[Data items]
☆ ☆ ☆

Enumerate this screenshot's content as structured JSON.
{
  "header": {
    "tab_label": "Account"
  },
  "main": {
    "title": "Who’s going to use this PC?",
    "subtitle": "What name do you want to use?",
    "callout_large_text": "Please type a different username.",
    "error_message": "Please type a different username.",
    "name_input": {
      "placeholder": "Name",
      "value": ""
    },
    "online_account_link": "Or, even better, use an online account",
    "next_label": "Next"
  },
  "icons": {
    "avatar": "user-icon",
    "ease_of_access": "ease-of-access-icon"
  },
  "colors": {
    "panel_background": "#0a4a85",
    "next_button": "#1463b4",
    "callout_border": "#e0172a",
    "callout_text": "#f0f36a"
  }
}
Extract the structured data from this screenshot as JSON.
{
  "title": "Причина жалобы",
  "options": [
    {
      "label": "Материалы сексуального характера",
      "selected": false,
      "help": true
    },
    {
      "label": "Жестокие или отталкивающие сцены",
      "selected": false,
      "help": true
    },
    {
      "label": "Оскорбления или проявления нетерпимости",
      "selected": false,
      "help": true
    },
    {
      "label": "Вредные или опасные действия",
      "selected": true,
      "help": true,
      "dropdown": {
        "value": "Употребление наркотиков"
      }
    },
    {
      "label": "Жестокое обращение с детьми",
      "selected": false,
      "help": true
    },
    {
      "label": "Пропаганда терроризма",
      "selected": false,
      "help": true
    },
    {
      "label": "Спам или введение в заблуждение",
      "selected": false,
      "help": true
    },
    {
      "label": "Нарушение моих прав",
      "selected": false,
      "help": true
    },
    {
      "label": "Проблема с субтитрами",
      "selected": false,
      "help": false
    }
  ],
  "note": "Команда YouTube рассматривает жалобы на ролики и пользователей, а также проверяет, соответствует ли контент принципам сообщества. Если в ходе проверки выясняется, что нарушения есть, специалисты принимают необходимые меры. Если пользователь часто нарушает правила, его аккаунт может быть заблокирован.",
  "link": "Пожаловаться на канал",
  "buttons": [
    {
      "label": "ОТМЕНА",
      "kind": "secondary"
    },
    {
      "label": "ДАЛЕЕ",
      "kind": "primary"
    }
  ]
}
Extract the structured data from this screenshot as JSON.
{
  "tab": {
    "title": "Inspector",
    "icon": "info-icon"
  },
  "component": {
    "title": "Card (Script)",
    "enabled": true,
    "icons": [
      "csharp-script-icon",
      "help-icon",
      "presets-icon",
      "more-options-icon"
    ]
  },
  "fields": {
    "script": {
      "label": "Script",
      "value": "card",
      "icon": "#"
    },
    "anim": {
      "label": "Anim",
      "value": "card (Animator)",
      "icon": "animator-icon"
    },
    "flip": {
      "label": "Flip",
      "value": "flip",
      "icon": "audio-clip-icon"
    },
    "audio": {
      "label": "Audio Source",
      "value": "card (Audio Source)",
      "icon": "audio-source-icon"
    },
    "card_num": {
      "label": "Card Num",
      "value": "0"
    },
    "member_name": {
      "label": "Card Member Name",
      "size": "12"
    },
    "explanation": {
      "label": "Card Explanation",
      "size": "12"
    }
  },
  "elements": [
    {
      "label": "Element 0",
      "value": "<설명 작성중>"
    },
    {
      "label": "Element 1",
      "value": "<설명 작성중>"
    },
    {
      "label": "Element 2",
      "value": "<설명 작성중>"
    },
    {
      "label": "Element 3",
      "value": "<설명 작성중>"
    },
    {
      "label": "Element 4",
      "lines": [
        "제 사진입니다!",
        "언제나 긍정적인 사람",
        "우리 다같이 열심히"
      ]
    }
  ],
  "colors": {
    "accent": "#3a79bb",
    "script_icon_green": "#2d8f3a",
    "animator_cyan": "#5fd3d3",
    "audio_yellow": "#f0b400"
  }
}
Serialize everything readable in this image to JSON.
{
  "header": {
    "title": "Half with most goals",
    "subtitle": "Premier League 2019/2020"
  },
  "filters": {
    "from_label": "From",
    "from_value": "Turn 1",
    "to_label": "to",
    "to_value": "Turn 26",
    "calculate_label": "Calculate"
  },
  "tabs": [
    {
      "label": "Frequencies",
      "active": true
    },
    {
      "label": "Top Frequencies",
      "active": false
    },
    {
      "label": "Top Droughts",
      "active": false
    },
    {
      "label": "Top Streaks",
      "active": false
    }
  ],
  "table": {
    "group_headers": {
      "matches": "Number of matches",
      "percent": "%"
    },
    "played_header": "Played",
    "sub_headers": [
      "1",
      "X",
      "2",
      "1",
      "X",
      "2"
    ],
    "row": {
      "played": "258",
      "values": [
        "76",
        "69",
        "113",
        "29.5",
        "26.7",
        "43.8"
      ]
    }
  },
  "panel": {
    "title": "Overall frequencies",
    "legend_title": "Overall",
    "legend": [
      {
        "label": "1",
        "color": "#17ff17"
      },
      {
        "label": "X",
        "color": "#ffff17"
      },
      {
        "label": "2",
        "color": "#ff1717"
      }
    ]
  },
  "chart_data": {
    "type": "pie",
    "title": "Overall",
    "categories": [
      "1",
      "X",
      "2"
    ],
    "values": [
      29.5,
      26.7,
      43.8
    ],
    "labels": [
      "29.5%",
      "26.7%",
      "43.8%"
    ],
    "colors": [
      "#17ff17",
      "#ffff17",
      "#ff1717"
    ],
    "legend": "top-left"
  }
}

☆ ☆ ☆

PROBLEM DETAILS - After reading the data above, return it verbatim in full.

TASK SOLUTION -
Enumerate this screenshot's content as structured JSON.
{
  "header": {
    "tab_label": "Account"
  },
  "main": {
    "title": "Who’s going to use this PC?",
    "subtitle": "What name do you want to use?",
    "callout_large_text": "Please type a different username.",
    "error_message": "Please type a different username.",
    "name_input": {
      "placeholder": "Name",
      "value": ""
    },
    "online_account_link": "Or, even better, use an online account",
    "next_label": "Next"
  },
  "icons": {
    "avatar": "user-icon",
    "ease_of_access": "ease-of-access-icon"
  },
  "colors": {
    "panel_background": "#0a4a85",
    "next_button": "#1463b4",
    "callout_border": "#e0172a",
    "callout_text": "#f0f36a"
  }
}
Extract the structured data from this screenshot as JSON.
{
  "title": "Причина жалобы",
  "options": [
    {
      "label": "Материалы сексуального характера",
      "selected": false,
      "help": true
    },
    {
      "label": "Жестокие или отталкивающие сцены",
      "selected": false,
      "help": true
    },
    {
      "label": "Оскорбления или проявления нетерпимости",
      "selected": false,
      "help": true
    },
    {
      "label": "Вредные или опасные действия",
      "selected": true,
      "help": true,
      "dropdown": {
        "value": "Употребление наркотиков"
      }
    },
    {
      "label": "Жестокое обращение с детьми",
      "selected": false,
      "help": true
    },
    {
      "label": "Пропаганда терроризма",
      "selected": false,
      "help": true
    },
    {
      "label": "Спам или введение в заблуждение",
      "selected": false,
      "help": true
    },
    {
      "label": "Нарушение моих прав",
      "selected": false,
      "help": true
    },
    {
      "label": "Проблема с субтитрами",
      "selected": false,
      "help": false
    }
  ],
  "note": "Команда YouTube рассматривает жалобы на ролики и пользователей, а также проверяет, соответствует ли контент принципам сообщества. Если в ходе проверки выясняется, что нарушения есть, специалисты принимают необходимые меры. Если пользователь часто нарушает правила, его аккаунт может быть заблокирован.",
  "link": "Пожаловаться на канал",
  "buttons": [
    {
      "label": "ОТМЕНА",
      "kind": "secondary"
    },
    {
      "label": "ДАЛЕЕ",
      "kind": "primary"
    }
  ]
}
Extract the structured data from this screenshot as JSON.
{
  "tab": {
    "title": "Inspector",
    "icon": "info-icon"
  },
  "component": {
    "title": "Card (Script)",
    "enabled": true,
    "icons": [
      "csharp-script-icon",
      "help-icon",
      "presets-icon",
      "more-options-icon"
    ]
  },
  "fields": {
    "script": {
      "label": "Script",
      "value": "card",
      "icon": "#"
    },
    "anim": {
      "label": "Anim",
      "value": "card (Animator)",
      "icon": "animator-icon"
    },
    "flip": {
      "label": "Flip",
      "value": "flip",
      "icon": "audio-clip-icon"
    },
    "audio": {
      "label": "Audio Source",
      "value": "card (Audio Source)",
      "icon": "audio-source-icon"
    },
    "card_num": {
      "label": "Card Num",
      "value": "0"
    },
    "member_name": {
      "label": "Card Member Name",
      "size": "12"
    },
    "explanation": {
      "label": "Card Explanation",
      "size": "12"
    }
  },
  "elements": [
    {
      "label": "Element 0",
      "value": "<설명 작성중>"
    },
    {
      "label": "Element 1",
      "value": "<설명 작성중>"
    },
    {
      "label": "Element 2",
      "value": "<설명 작성중>"
    },
    {
      "label": "Element 3",
      "value": "<설명 작성중>"
    },
    {
      "label": "Element 4",
      "lines": [
        "제 사진입니다!",
        "언제나 긍정적인 사람",
        "우리 다같이 열심히"
      ]
    }
  ],
  "colors": {
    "accent": "#3a79bb",
    "script_icon_green": "#2d8f3a",
    "animator_cyan": "#5fd3d3",
    "audio_yellow": "#f0b400"
  }
}
Serialize everything readable in this image to JSON.
{
  "header": {
    "title": "Half with most goals",
    "subtitle": "Premier League 2019/2020"
  },
  "filters": {
    "from_label": "From",
    "from_value": "Turn 1",
    "to_label": "to",
    "to_value": "Turn 26",
    "calculate_label": "Calculate"
  },
  "tabs": [
    {
      "label": "Frequencies",
      "active": true
    },
    {
      "label": "Top Frequencies",
      "active": false
    },
    {
      "label": "Top Droughts",
      "active": false
    },
    {
      "label": "Top Streaks",
      "active": false
    }
  ],
  "table": {
    "group_headers": {
      "matches": "Number of matches",
      "percent": "%"
    },
    "played_header": "Played",
    "sub_headers": [
      "1",
      "X",
      "2",
      "1",
      "X",
      "2"
    ],
    "row": {
      "played": "258",
      "values": [
        "76",
        "69",
        "113",
        "29.5",
        "26.7",
        "43.8"
      ]
    }
  },
  "panel": {
    "title": "Overall frequencies",
    "legend_title": "Overall",
    "legend": [
      {
        "label": "1",
        "color": "#17ff17"
      },
      {
        "label": "X",
        "color": "#ffff17"
      },
      {
        "label": "2",
        "color": "#ff1717"
      }
    ]
  },
  "chart_data": {
    "type": "pie",
    "title": "Overall",
    "categories": [
      "1",
      "X",
      "2"
    ],
    "values": [
      29.5,
      26.7,
      43.8
    ],
    "labels": [
      "29.5%",
      "26.7%",
      "43.8%"
    ],
    "colors": [
      "#17ff17",
      "#ffff17",
      "#ff1717"
    ],
    "legend": "top-left"
  }
}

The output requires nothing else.